The EU proposed to avoid a hard border on the island of Ireland after the United Kingdom formally leaves the bloc. This has prompted a verbal war between London and Brussels with the British government that argues that this would threaten the “constitutional integrity” of the UK. “Nothing in here will be a surprise for those who have followed the negotiations,” insisted Michel Barnier, European Chief Negotiator for the United Kingdom Exiting the European Union.
EU authorities say that the draft treaty embodies the agreement reached by negotiators in December. However, most attention was attracted by the draft protocol on Northern Ireland, which proposes to establish a “common regulatory area” on the island after Brexit, if no other settlement can be found. The Commission’s rationale is that Northern Ireland would have to remain aligned with EU rules on goods in order to avoid border controls.
“Brexit creates one single new land border – between the Republic and Northern Ireland. That situation has been recognized from the start…we have been asked to come up with a creative solution,” said an EU official. The ‘backstop’ option would only materialize if the UK and EU are not able to agree on a better solution.“I am not trying to create any shockwaves,” Mr. Barnier commented and added that the “backstop will not call into question the territorial integrity of the UK. We need to make sure that there is regulatory consistency. My attitude has always been: keep calm and be pragmatic.”

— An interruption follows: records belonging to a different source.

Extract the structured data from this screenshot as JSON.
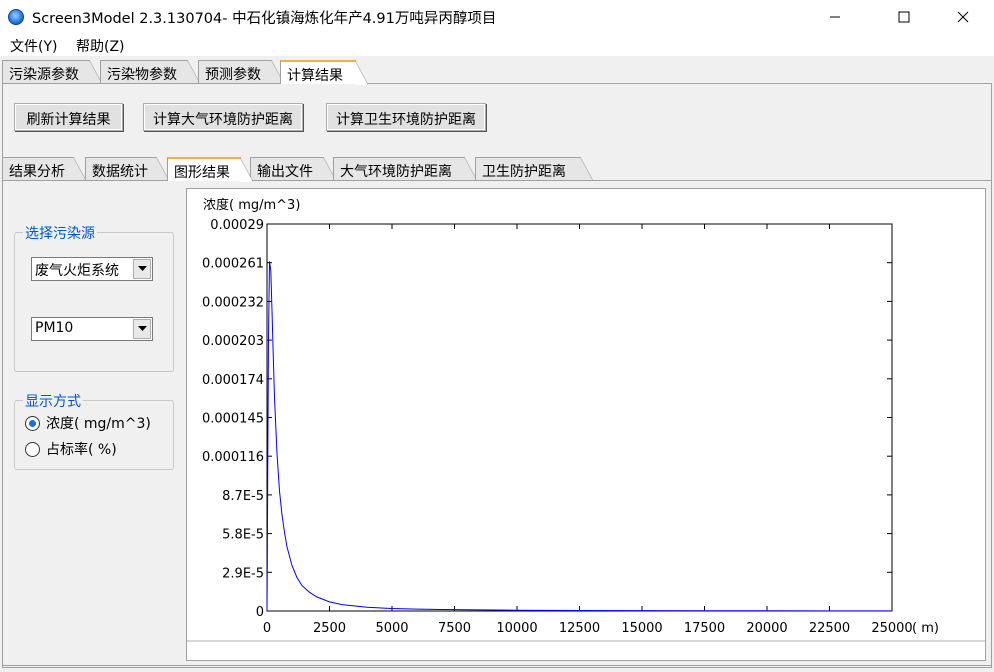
{
  "window": {
    "title": "Screen3Model 2.3.130704- 中石化镇海炼化年产4.91万吨异丙醇项目",
    "controls": [
      "minimize",
      "maximize",
      "close"
    ]
  },
  "menu": {
    "file": "文件(Y)",
    "help": "帮助(Z)"
  },
  "main_tabs": [
    "污染源参数",
    "污染物参数",
    "预测参数",
    "计算结果"
  ],
  "main_tab_active": "计算结果",
  "toolbar": {
    "refresh": "刷新计算结果",
    "calc_atmo": "计算大气环境防护距离",
    "calc_health": "计算卫生环境防护距离"
  },
  "sub_tabs": [
    "结果分析",
    "数据统计",
    "图形结果",
    "输出文件",
    "大气环境防护距离",
    "卫生防护距离"
  ],
  "sub_tab_active": "图形结果",
  "source_group": {
    "title": "选择污染源",
    "source_value": "废气火炬系统",
    "pollutant_value": "PM10"
  },
  "display_group": {
    "title": "显示方式",
    "options": [
      "浓度( mg/m^3)",
      "占标率( %)"
    ],
    "selected": "浓度( mg/m^3)"
  },
  "chart_data": {
    "type": "line",
    "ylabel": "浓度( mg/m^3)",
    "xlabel": "( m)",
    "x_ticks": [
      "0",
      "2500",
      "5000",
      "7500",
      "10000",
      "12500",
      "15000",
      "17500",
      "20000",
      "22500",
      "25000"
    ],
    "y_ticks": [
      "0",
      "2.9E-5",
      "5.8E-5",
      "8.7E-5",
      "0.000116",
      "0.000145",
      "0.000174",
      "0.000203",
      "0.000232",
      "0.000261",
      "0.00029"
    ],
    "xlim": [
      0,
      25000
    ],
    "ylim": [
      0,
      0.00029
    ],
    "line_color": "#0000ff",
    "series": [
      {
        "x": [
          0,
          10,
          30,
          60,
          100,
          150,
          200,
          250,
          300,
          400,
          500,
          600,
          700,
          800,
          1000,
          1200,
          1400,
          1700,
          2000,
          2500,
          3000,
          4000,
          5000,
          6000,
          7000,
          8000,
          10000,
          12500,
          15000,
          17500,
          20000,
          22500,
          25000
        ],
        "y": [
          0,
          3.3e-05,
          0.000115,
          0.000205,
          0.000262,
          0.000255,
          0.000225,
          0.00019,
          0.00016,
          0.000118,
          9e-05,
          7.2e-05,
          5.9e-05,
          4.8e-05,
          3.4e-05,
          2.5e-05,
          1.9e-05,
          1.4e-05,
          1.05e-05,
          6.8e-06,
          4.8e-06,
          2.8e-06,
          1.9e-06,
          1.4e-06,
          1.1e-06,
          9e-07,
          6e-07,
          4e-07,
          3e-07,
          2e-07,
          1.5e-07,
          1e-07,
          8e-08
        ]
      }
    ]
  }
}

Brussels insists that continued UK membership of the customs union would be part of the solution on Ireland. However, Prime Minister Theresa May’s cabinet is more ameliorative and described the proposal as “an attempt, an initial attempt, by the European Union to codify option C, which is the fallback option if we are unable to resolve the border through the overall relationship.”